Even after the 1st trimester many instructors do not feel comfortable having a pregnant woman in their class as they have a duty of care for not only the mother but also the unborn child. This is unfortunate as yoga is wonderful physically and mentally for a healthy pregnancy and birth.

Many yoga postures are deemed unsuitable for pregnant woman as they may put too much pressure on the abdomen or pelvic floor – mostly closed twists, abdominal work and strong backbends. That’s the general guidelines for a ‘normal pregnancy’ but what about the common problems that can and do occur in pregnancy – high blood pressure; gestational diabetes, prematurely dilated cervix, Symphysis Pubis Dysfunction? In some yoga traditions even standing postures would be avoided especially if there is a history of miscarriage and these are the mainstay of many a yoga class!


After the birth yoga is fantastic to rebuild the body without any risk to the now, born child.

Again many changes have to be made:- prone positions where the mother is lying fully on her abdomen and chest could be uncomfortable and lead to mastitis; unsupported backbends can be too energizing and dry up the mum’s milk supply.

What about pelvic floor issues, painful 3rd degree tears; cesarean scar tissue, carpal tunnel, separated tummy muscles (diastasis recti). In fact the popularised photo of the mum, in a variation of Boat Pose, with her baby balanced on her shins, is an absolute no-no for a mother with separated tummy muscles – who knew!

The child grows and the parents, knowing how great yoga is, send them to a yoga class. These children are just mini people so surely the same yoga can be taught in just a more child friendly way.

No! This small person has a developing body i.e. the arches of the feet are developing; bones are still fusing, hormone surges take place especially in boys aged 4-6yrs; the lumbar curve of the spine does not fully assume it’s adult shape until the age of 10 etc. etc.


Many yoga teachers will teach children and teens the same postures as they would an adult and in the same way.

Although inversions are beneficial for their developing endocrine system one really does need to tread carefully.

Children do not have enough body awareness or upper body strength to perform headstands (Sirasasana 1) safely without injury to their cervical spine! Shoulderstands held, as one would in adult class, can be overstimulating to an underdeveloped thyroid gland.

‘True’ Pranayama, as taught on many training courses, should not be practiced with children or indeed teens for a variety of reasons – the most important being that their lungs are still growing until late teens for girls and early 20s for boys. Bhastrika and Kumbhaka pranayama are actually considered dangerous for this age group.

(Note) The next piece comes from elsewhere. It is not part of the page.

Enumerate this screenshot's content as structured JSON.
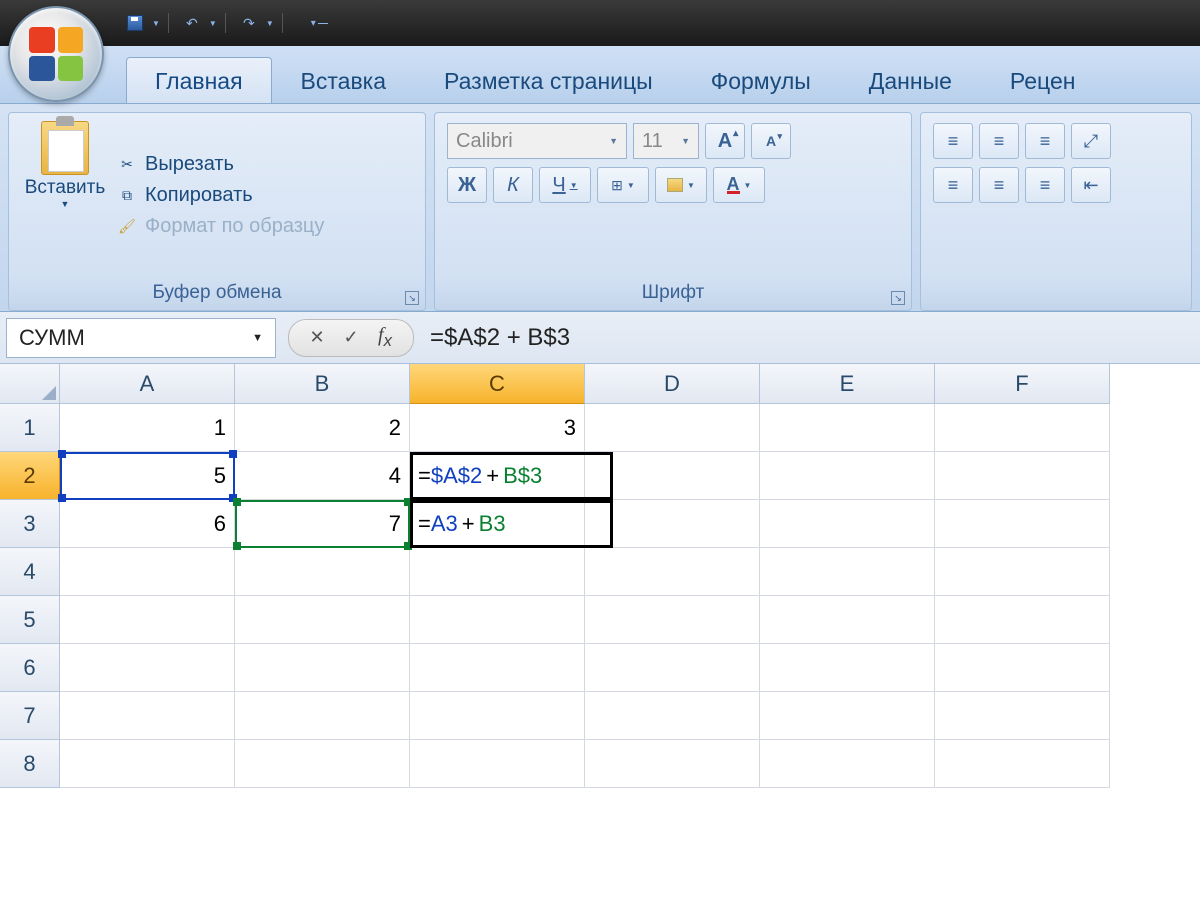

That’s quite a lot of information and responsibility!


In the words of Aristotle – “The more you know the more you know you don’t know”.

Legally there’s no requirement for supplemental training but to best prepare for the myriad of life stages and challenges each presents, do consider embarking on some of the specialist training courses that are now available.